So, you've sampled your home for mold and - damn it - you do have a problem. The next step is to get your sample analysed to see exactly what you're dealing with. Most kits include a lab analysis in the package, but you sometimes need to pay extra for this. What we recommend here is this: if you're unsure whether or not you have mold period, get a kit that doesn't include the analysis in the price. You'll pick one up for about $15 or less.
If you are certain you do have mold and damp issues, get a kit where the analysis is included in the price, as this is often cheaper. EMSL, for example, gives you a free sample kit when you book an analysis, which is a neat deal.
When you're looking at lab-based kits, make sure the lab your mold will be sent to is AIHA certified. While most labs will generate results just fine, the AIHA certification will give you peace of mind, which you need when dealing with a potentially serious issue like mold.
Step three: Prevention and treatment
Knowing the issue is one thing; dealing with it is another. Once you have your results you can work out exactly how to treat the issue in your home. Bottom line is that if you have damp areas in your home, it will continue to encourage mold growth until it is remedied.
"The cause of the excess moisture or damp patches must be determined and fixed or mold will develop and keep coming back. Dry all areas as soon as possible to reduce the chances of mold growth," recommends Dobranic. You can use one of the best dehumidifiers to dry areas of your home quickly, and to slow the spread of damp if you need to save up for its treatment. This is by no means a long term solution, but extracting moisture from the air, and getting close to that 55% relative humidity goal recommended for homes, will help to keep your problems under control.
If your home has a central air conditioning unit, you will need to make sure the mold is not travelling from one area to another, or growing inside the unit itself. That may require a new HVAC unit, or at least a call from a maintenance professional to get it fixed or fixed.

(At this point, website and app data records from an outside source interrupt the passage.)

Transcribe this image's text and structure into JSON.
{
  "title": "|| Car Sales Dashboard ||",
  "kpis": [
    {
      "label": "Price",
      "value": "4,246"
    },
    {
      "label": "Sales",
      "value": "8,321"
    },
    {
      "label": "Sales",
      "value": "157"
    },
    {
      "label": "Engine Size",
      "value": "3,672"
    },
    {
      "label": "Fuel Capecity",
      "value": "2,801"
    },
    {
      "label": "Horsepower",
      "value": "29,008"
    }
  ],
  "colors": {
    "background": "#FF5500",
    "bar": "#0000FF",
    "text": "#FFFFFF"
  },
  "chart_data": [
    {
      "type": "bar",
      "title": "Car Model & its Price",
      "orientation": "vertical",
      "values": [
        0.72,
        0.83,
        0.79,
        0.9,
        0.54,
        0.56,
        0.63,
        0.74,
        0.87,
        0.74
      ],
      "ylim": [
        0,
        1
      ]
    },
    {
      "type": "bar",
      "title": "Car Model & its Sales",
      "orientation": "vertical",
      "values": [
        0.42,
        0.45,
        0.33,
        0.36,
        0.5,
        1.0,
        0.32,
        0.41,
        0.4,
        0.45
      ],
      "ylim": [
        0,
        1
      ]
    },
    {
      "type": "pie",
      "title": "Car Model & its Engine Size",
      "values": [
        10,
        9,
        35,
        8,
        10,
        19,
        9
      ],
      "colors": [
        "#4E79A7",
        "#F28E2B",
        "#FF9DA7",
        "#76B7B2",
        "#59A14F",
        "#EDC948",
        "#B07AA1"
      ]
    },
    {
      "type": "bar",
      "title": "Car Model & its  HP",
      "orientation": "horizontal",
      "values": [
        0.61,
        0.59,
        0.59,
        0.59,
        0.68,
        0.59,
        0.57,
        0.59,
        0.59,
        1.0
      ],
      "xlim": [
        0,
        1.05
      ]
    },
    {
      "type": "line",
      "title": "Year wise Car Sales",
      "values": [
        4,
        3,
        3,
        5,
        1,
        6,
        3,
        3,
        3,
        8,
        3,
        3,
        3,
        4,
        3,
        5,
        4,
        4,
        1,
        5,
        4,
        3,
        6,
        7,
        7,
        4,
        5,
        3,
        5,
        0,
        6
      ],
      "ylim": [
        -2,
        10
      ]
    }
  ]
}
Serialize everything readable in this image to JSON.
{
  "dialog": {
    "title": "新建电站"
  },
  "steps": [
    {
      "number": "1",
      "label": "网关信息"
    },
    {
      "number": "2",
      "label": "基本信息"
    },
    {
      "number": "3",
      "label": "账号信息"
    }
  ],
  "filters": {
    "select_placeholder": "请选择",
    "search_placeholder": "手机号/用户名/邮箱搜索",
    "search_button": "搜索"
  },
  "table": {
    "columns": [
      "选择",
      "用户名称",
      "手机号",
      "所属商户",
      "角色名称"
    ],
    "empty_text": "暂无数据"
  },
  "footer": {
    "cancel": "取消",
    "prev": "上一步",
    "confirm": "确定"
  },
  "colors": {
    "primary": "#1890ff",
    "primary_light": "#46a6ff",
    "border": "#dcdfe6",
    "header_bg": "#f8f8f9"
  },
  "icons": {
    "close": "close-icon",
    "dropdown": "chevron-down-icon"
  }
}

For tips on how to maintain your unit, read our advice on how to clean your air conditioner.
Mold will likely already be growing on surfaces, and can even start to develop on clothes, shoes, and fabrics in the home. Dobranic offers a quick solution here, to prevent damage: "Removing contaminated porous materials and cleaning hard surfaces with EPA approved antimicrobial products are important steps to take with small areas of mold growth" however he adds that "for larger problems consult a mold remediation professional."

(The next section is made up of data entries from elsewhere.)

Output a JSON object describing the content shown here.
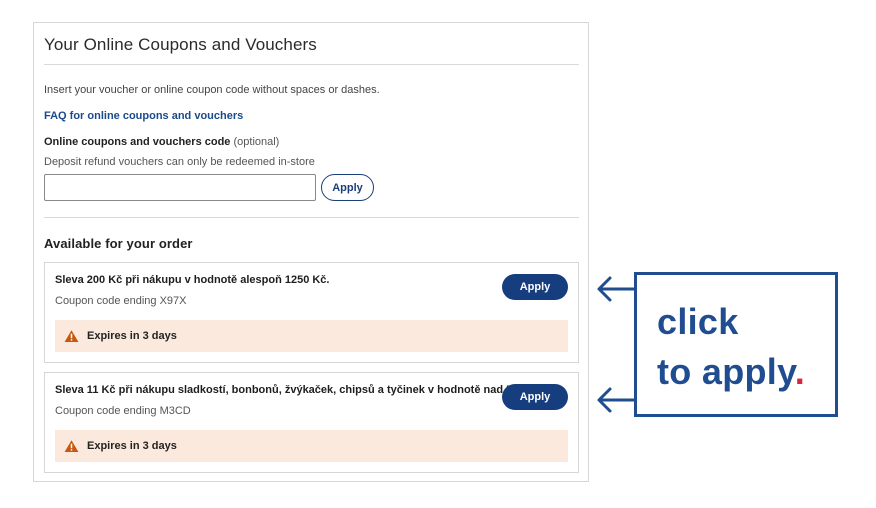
{
  "panel": {
    "title": "Your Online Coupons and Vouchers",
    "instructions": "Insert your voucher or online coupon code without spaces or dashes.",
    "faq_link": "FAQ for online coupons and vouchers",
    "code_field": {
      "label": "Online coupons and vouchers code",
      "optional_note": "(optional)",
      "hint": "Deposit refund vouchers can only be redeemed in-store",
      "value": "",
      "placeholder": ""
    },
    "apply_label": "Apply"
  },
  "available": {
    "title": "Available for your order",
    "coupons": [
      {
        "title": "Sleva 200 Kč při nákupu v hodnotě alespoň 1250 Kč.",
        "code_text": "Coupon code ending X97X",
        "apply_label": "Apply",
        "expiry": "Expires in 3 days"
      },
      {
        "title": "Sleva 11 Kč při nákupu sladkostí, bonbonů, žvýkaček, chipsů a tyčinek v hodnotě nad 55 Kč",
        "code_text": "Coupon code ending M3CD",
        "apply_label": "Apply",
        "expiry": "Expires in 3 days"
      }
    ]
  },
  "callout": {
    "line1": "click",
    "line2": "to apply",
    "dot": "."
  },
  "colors": {
    "brand_blue": "#163e7e",
    "callout_blue": "#1f4d8f",
    "expiry_bg": "#fbe9dd",
    "warning_orange": "#c8580f",
    "accent_red": "#d8273a"
  },
  "icons": {
    "warning": "warning-triangle-icon",
    "arrow": "arrow-left-icon"
  }
}
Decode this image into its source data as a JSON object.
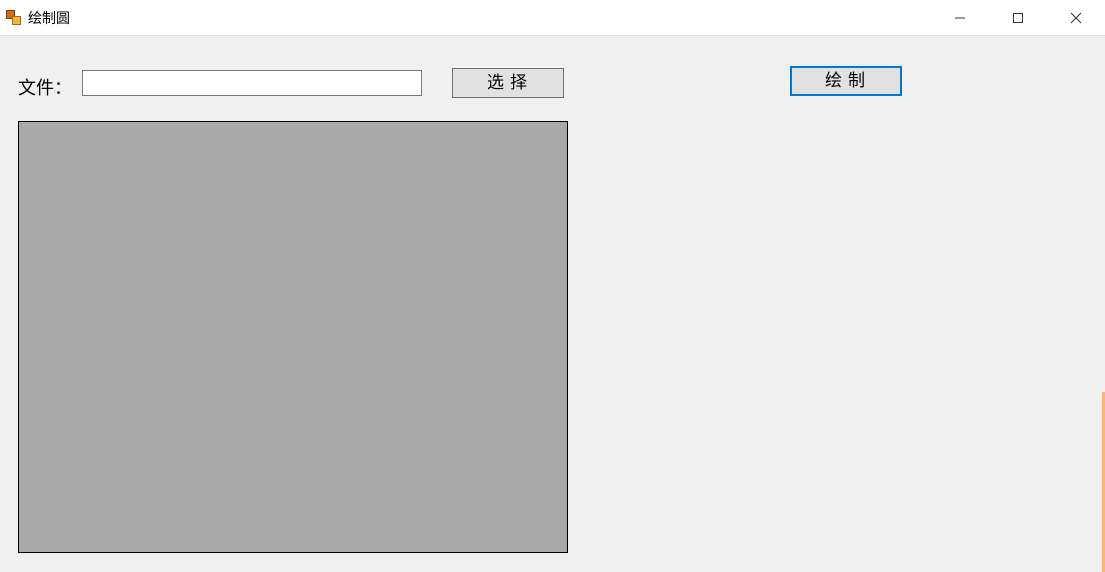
{
  "window": {
    "title": "绘制圆"
  },
  "form": {
    "file_label": "文件：",
    "file_value": "",
    "select_button": "选择",
    "draw_button": "绘制"
  }
}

That's the conclusion you will inevitably have to face: damp needs treatment, because it's water penetrating your home. Whether via cracks in the wall or render, a broken damp proof course, or poor in-home ventilation... you will need a professional to repair the issue to stop it from persisting. That is the bottom line.
How to you prevent mold before it starts?
The easiest way to keep mold from entering your home is to make sure your house stays warm and dry in all weathers. Easier said than done, right? Dehumidifiers help, and having an effective water heater will also keep the temperature as even as possible in your home. However, older buildings will need modifications and, in some cases, expensive repairs to fix damp areas.
However, the top causes of damp in America aren't just the age of the property and the materials it's constructed with. Dobranic explains that "Water plumbing leaks and penetrations in the homes exterior will allow moisture to accumulate inside to a level conducive to mold growth." He says that these are the main causes. If you're concerned that your plumbing is liable to leak and cause excess moisture... get it checked.
Other things you can do to prevent mold in the home is simply opening your windows, even in inclement weather, and keeping your doors open to encourage air flow. A new HVAC can help with circulation too, or regular maintenance of your existing unit.
If you're certain it'll be an issue, new windows may be an option, to retain heat, and things like underfloor heating and additional airbricks will also help. For more details, consult your local damp and mold specialist.